Vicentiu Covrig 14 Types of Orders Stop orders: Specifies a particular market price at which a market order is authorized - Stop Loss order: Placing an order to sell when a stock falls to a specific price. Most settlement dates are three business days after the trade date
Vicentiu Covrig 15 Impact on Return Before going online: - average turnover was 70% - beat the market by 2.4% per year After going online: - turnover jumped to 120% - under performed the market by 3.5% per year Brad Barber and Terrance Odean, 2002, “Online Investors: Do the Slow Die First?” Review of Financial Studies, 15, 455-487. A study of 1,607 investors which moved from discount broker to online broker.
Vicentiu Covrig 16 To open margin account, exchanges set minimum required deposit of cash or securities Investor then pays part of investment cost, borrows remainder from broker - Margin is percent of total value that cannot be borrowed from broker Federal Reserve sets the minimum initial margin on securities - Unchanged since 1974 at 50% Actual margin at any time cannot go below the maintenance margin level set by exchanges, brokers - Investor’s equity changes with price - Margin call when equity below maintenance level Margin Accounts
Vicentiu Covrig 17 Margin Accounts Margin is percent of total value that cannot be borrowed from broker Initial Margin: Amount investor put up/ Value of the account Ex: if the initial margin is 60%, and an investor wants to buy (transact) $10,000 of stock he needs to post $6,000 his money and borrow from broker $4,000 Maintenance margin: percentage of investor’s equity on hand at all times
Vicentiu Covrig 18 Margin account Consider that you borrowed $10,000 to buy $20,000 of stock. - If the value of the stock increases to $25,000, what is your margin? - If the value of the stock declines to $15,000, what is your margin?
Vicentiu Covrig 19 Leverage, the reason to use margin Using margin magnifies the realized return. Example: - buy 200 shares at $40 per share ($8,000 total) - Use $4,000 or your own money and borrow $4,000. - What is your return if the stock rises to $44? (a 10% increase) Solution: - Profit is ($44 - $40) × 200 = $800 - Return is $800 / $4,000 = 20% - A 20% return from a stock that increased 10%!

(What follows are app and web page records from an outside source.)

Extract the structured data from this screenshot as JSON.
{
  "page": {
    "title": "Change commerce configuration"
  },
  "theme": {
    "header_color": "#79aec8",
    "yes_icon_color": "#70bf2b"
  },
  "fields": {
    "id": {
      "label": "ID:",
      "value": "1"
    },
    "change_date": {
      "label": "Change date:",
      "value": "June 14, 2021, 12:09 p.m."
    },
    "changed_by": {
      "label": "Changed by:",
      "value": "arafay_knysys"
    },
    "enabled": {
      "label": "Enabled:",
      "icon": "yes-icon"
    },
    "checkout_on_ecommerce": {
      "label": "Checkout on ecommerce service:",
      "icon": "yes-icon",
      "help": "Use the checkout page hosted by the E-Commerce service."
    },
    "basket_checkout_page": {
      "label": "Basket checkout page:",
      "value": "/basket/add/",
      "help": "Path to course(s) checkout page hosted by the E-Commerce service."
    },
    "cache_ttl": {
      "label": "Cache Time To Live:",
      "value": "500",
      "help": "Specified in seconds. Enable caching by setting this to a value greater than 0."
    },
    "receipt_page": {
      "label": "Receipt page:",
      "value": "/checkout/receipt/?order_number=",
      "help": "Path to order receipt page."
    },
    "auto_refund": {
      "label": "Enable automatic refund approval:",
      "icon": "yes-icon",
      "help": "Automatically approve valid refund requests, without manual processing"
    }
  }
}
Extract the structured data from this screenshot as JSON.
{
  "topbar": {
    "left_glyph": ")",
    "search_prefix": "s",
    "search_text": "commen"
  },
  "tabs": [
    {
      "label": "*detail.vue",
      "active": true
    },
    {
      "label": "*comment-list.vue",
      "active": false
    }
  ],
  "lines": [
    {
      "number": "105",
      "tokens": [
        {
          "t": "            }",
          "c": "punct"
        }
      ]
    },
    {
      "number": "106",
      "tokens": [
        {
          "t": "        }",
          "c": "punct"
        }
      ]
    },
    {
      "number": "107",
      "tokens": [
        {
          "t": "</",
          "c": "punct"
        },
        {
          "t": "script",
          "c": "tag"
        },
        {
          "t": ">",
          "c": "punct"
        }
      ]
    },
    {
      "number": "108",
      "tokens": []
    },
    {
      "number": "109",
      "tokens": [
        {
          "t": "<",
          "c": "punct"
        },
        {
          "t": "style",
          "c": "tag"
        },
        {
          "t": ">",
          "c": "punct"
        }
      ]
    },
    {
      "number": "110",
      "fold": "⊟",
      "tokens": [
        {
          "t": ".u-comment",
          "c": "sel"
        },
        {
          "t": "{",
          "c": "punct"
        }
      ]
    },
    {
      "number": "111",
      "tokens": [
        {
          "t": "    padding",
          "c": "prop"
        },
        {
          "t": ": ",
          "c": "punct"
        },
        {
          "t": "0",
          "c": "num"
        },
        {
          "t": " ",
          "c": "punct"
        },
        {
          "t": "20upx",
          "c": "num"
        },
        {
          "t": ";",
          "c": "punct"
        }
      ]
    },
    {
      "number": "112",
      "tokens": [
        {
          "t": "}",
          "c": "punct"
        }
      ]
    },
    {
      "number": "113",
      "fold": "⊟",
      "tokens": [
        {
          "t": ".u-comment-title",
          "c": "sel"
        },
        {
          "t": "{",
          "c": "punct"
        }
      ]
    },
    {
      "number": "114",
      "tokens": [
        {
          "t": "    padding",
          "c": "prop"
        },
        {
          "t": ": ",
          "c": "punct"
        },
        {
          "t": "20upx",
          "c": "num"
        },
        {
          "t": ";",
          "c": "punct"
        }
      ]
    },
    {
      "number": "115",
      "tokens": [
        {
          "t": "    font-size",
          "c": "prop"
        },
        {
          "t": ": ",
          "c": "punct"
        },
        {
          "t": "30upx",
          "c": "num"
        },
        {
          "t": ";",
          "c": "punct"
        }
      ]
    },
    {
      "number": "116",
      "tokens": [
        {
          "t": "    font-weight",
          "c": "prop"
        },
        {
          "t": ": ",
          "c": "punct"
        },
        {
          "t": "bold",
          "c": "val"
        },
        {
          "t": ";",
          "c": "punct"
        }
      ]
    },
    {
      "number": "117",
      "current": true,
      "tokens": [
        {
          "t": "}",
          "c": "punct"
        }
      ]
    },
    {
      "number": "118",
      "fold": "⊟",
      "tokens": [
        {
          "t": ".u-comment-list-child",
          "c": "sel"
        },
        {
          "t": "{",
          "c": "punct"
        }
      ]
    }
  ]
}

Vicentiu Covrig 20 Leverage, the reason NOT to use margin Using margin magnifies the realized return. Example: - buy 200 shares at $40 per share ($8,000 total) - Use $4,000 or your own money and borrow $4,000. - What is your return if the stock falls to $34? (a 15% decline) Solution: - Loss is ($34 - $40) × 200 = -$1,200 - Return is -$1,200 / $4,000 = -30% - A -30% return from a stock that declined -15%!
Vicentiu Covrig 21 Short selling: Profiting from falling stock prices Selling short (or short selling) - By executing a short sale, the investor sell stock that they do not own (by borrowing it from the brokerage). - Later, after the price falls (hopefully!) the stock is repurchased (called covering the short) and given back to the broker. The simple rule of “buy low, sell high” works well when prices are increasing. When prices are falling, can you “sell high, buy low?”